- Entries from a dataset of interfaces:

################

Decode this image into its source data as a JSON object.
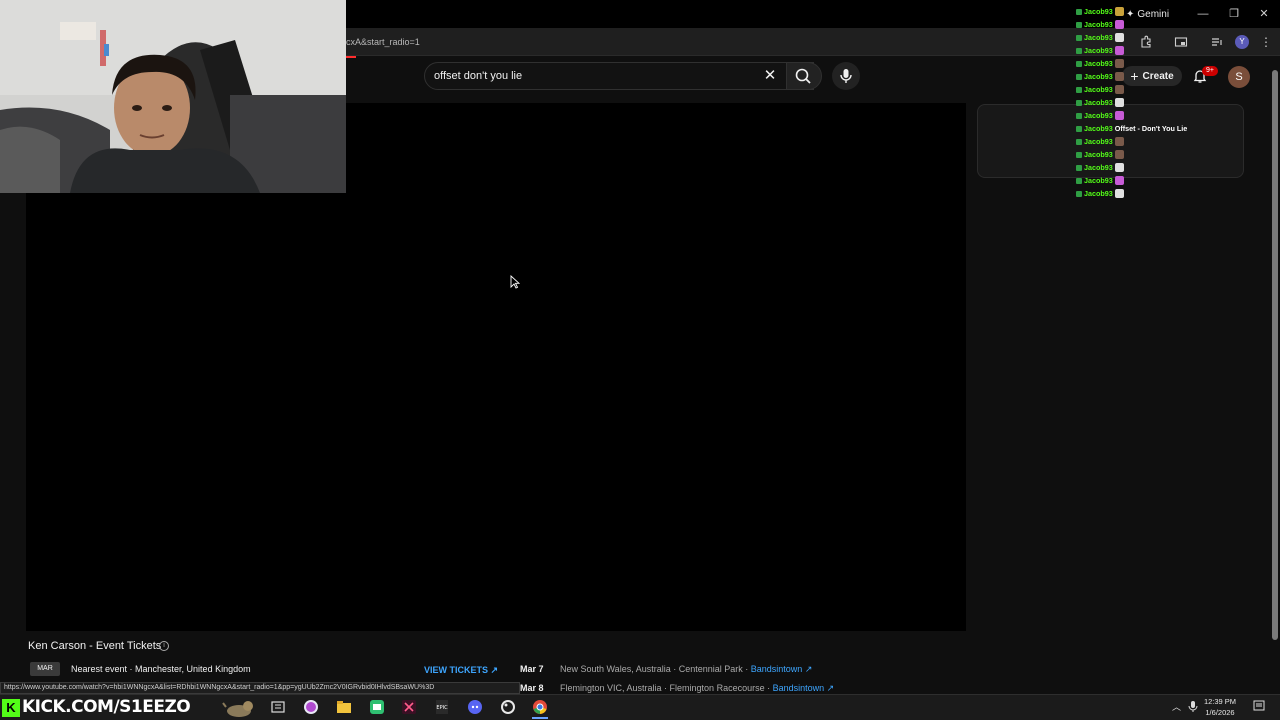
{
  "browser": {
    "url_fragment": "cxA&start_radio=1",
    "gemini_label": "Gemini",
    "profile_initial": "Y",
    "status_url": "https://www.youtube.com/watch?v=hbi1WNNgcxA&list=RDhbi1WNNgcxA&start_radio=1&pp=ygUUb2Zmc2V0IGRvbid0IHlvdSBsaWU%3D"
  },
  "youtube": {
    "search_value": "offset don't you lie",
    "create_label": "Create",
    "notification_count": "9+",
    "avatar_initial": "S"
  },
  "chat": {
    "lines": [
      {
        "user": "Jacob93",
        "msg": "",
        "emote": "#c9a23a"
      },
      {
        "user": "Jacob93",
        "msg": "",
        "emote": "#c75bd6"
      },
      {
        "user": "Jacob93",
        "msg": "",
        "emote": "#e0e0e0"
      },
      {
        "user": "Jacob93",
        "msg": "",
        "emote": "#c75bd6"
      },
      {
        "user": "Jacob93",
        "msg": "",
        "emote": "#7a5a4a"
      },
      {
        "user": "Jacob93",
        "msg": "",
        "emote": "#7a5a4a"
      },
      {
        "user": "Jacob93",
        "msg": "",
        "emote": "#7a5a4a"
      },
      {
        "user": "Jacob93",
        "msg": "",
        "emote": "#e0e0e0"
      },
      {
        "user": "Jacob93",
        "msg": "",
        "emote": "#c75bd6"
      },
      {
        "user": "Jacob93",
        "msg": "Offset - Don't You Lie",
        "emote": ""
      },
      {
        "user": "Jacob93",
        "msg": "",
        "emote": "#7a5a4a"
      },
      {
        "user": "Jacob93",
        "msg": "",
        "emote": "#7a5a4a"
      },
      {
        "user": "Jacob93",
        "msg": "",
        "emote": "#e0e0e0"
      },
      {
        "user": "Jacob93",
        "msg": "",
        "emote": "#c75bd6"
      },
      {
        "user": "Jacob93",
        "msg": "",
        "emote": "#e0e0e0"
      }
    ]
  },
  "events": {
    "title": "Ken Carson - Event Tickets",
    "month": "MAR",
    "nearest": "Nearest event · Manchester, United Kingdom",
    "view_tickets": "VIEW TICKETS ↗",
    "list": [
      {
        "date": "Mar 7",
        "venue": "New South Wales, Australia · Centennial Park",
        "link": "Bandsintown ↗"
      },
      {
        "date": "Mar 8",
        "venue": "Flemington VIC, Australia · Flemington Racecourse",
        "link": "Bandsintown ↗"
      }
    ]
  },
  "taskbar": {
    "kick_text": "KICK.COM/S1EEZO",
    "kick_letter": "K",
    "time": "12:39 PM",
    "date": "1/6/2026"
  },
  "colors": {
    "kick_green": "#53fc18",
    "link_blue": "#3ea6ff",
    "badge_red": "#cc0000"
  }
}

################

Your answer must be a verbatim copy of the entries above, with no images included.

- Answer box:
Decode this image into its source data as a JSON object.
{
  "browser": {
    "url_fragment": "cxA&start_radio=1",
    "gemini_label": "Gemini",
    "profile_initial": "Y",
    "status_url": "https://www.youtube.com/watch?v=hbi1WNNgcxA&list=RDhbi1WNNgcxA&start_radio=1&pp=ygUUb2Zmc2V0IGRvbid0IHlvdSBsaWU%3D"
  },
  "youtube": {
    "search_value": "offset don't you lie",
    "create_label": "Create",
    "notification_count": "9+",
    "avatar_initial": "S"
  },
  "chat": {
    "lines": [
      {
        "user": "Jacob93",
        "msg": "",
        "emote": "#c9a23a"
      },
      {
        "user": "Jacob93",
        "msg": "",
        "emote": "#c75bd6"
      },
      {
        "user": "Jacob93",
        "msg": "",
        "emote": "#e0e0e0"
      },
      {
        "user": "Jacob93",
        "msg": "",
        "emote": "#c75bd6"
      },
      {
        "user": "Jacob93",
        "msg": "",
        "emote": "#7a5a4a"
      },
      {
        "user": "Jacob93",
        "msg": "",
        "emote": "#7a5a4a"
      },
      {
        "user": "Jacob93",
        "msg": "",
        "emote": "#7a5a4a"
      },
      {
        "user": "Jacob93",
        "msg": "",
        "emote": "#e0e0e0"
      },
      {
        "user": "Jacob93",
        "msg": "",
        "emote": "#c75bd6"
      },
      {
        "user": "Jacob93",
        "msg": "Offset - Don't You Lie",
        "emote": ""
      },
      {
        "user": "Jacob93",
        "msg": "",
        "emote": "#7a5a4a"
      },
      {
        "user": "Jacob93",
        "msg": "",
        "emote": "#7a5a4a"
      },
      {
        "user": "Jacob93",
        "msg": "",
        "emote": "#e0e0e0"
      },
      {
        "user": "Jacob93",
        "msg": "",
        "emote": "#c75bd6"
      },
      {
        "user": "Jacob93",
        "msg": "",
        "emote": "#e0e0e0"
      }
    ]
  },
  "events": {
    "title": "Ken Carson - Event Tickets",
    "month": "MAR",
    "nearest": "Nearest event · Manchester, United Kingdom",
    "view_tickets": "VIEW TICKETS ↗",
    "list": [
      {
        "date": "Mar 7",
        "venue": "New South Wales, Australia · Centennial Park",
        "link": "Bandsintown ↗"
      },
      {
        "date": "Mar 8",
        "venue": "Flemington VIC, Australia · Flemington Racecourse",
        "link": "Bandsintown ↗"
      }
    ]
  },
  "taskbar": {
    "kick_text": "KICK.COM/S1EEZO",
    "kick_letter": "K",
    "time": "12:39 PM",
    "date": "1/6/2026"
  },
  "colors": {
    "kick_green": "#53fc18",
    "link_blue": "#3ea6ff",
    "badge_red": "#cc0000"
  }
}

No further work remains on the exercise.